» **Brief**: Because the material must match the original, reproduce every line of it exactly.

------------------------------------

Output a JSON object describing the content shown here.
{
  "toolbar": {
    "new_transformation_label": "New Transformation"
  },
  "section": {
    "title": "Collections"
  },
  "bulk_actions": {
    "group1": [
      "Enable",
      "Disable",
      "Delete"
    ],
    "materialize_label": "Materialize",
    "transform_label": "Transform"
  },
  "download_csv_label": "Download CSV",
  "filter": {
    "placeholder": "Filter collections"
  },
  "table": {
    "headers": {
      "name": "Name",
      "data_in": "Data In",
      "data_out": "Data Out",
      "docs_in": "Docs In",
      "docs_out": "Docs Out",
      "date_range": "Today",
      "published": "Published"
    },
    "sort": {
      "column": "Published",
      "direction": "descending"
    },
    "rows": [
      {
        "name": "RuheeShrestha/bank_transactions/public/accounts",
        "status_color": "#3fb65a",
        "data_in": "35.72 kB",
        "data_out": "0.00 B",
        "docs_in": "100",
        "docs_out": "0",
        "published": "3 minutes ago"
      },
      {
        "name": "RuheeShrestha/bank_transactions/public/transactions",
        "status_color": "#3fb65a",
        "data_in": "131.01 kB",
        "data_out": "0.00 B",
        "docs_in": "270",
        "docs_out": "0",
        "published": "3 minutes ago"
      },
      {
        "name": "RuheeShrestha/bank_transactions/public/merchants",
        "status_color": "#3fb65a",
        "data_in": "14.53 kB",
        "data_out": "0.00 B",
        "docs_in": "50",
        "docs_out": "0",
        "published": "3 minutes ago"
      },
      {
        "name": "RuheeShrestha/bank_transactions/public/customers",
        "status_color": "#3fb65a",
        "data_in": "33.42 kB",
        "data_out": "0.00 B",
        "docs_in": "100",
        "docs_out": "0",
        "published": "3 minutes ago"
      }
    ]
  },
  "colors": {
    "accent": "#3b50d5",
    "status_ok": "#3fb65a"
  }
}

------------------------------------

» **Completed task**:
Output a JSON object describing the content shown here.
{
  "toolbar": {
    "new_transformation_label": "New Transformation"
  },
  "section": {
    "title": "Collections"
  },
  "bulk_actions": {
    "group1": [
      "Enable",
      "Disable",
      "Delete"
    ],
    "materialize_label": "Materialize",
    "transform_label": "Transform"
  },
  "download_csv_label": "Download CSV",
  "filter": {
    "placeholder": "Filter collections"
  },
  "table": {
    "headers": {
      "name": "Name",
      "data_in": "Data In",
      "data_out": "Data Out",
      "docs_in": "Docs In",
      "docs_out": "Docs Out",
      "date_range": "Today",
      "published": "Published"
    },
    "sort": {
      "column": "Published",
      "direction": "descending"
    },
    "rows": [
      {
        "name": "RuheeShrestha/bank_transactions/public/accounts",
        "status_color": "#3fb65a",
        "data_in": "35.72 kB",
        "data_out": "0.00 B",
        "docs_in": "100",
        "docs_out": "0",
        "published": "3 minutes ago"
      },
      {
        "name": "RuheeShrestha/bank_transactions/public/transactions",
        "status_color": "#3fb65a",
        "data_in": "131.01 kB",
        "data_out": "0.00 B",
        "docs_in": "270",
        "docs_out": "0",
        "published": "3 minutes ago"
      },
      {
        "name": "RuheeShrestha/bank_transactions/public/merchants",
        "status_color": "#3fb65a",
        "data_in": "14.53 kB",
        "data_out": "0.00 B",
        "docs_in": "50",
        "docs_out": "0",
        "published": "3 minutes ago"
      },
      {
        "name": "RuheeShrestha/bank_transactions/public/customers",
        "status_color": "#3fb65a",
        "data_in": "33.42 kB",
        "data_out": "0.00 B",
        "docs_in": "100",
        "docs_out": "0",
        "published": "3 minutes ago"
      }
    ]
  },
  "colors": {
    "accent": "#3b50d5",
    "status_ok": "#3fb65a"
  }
}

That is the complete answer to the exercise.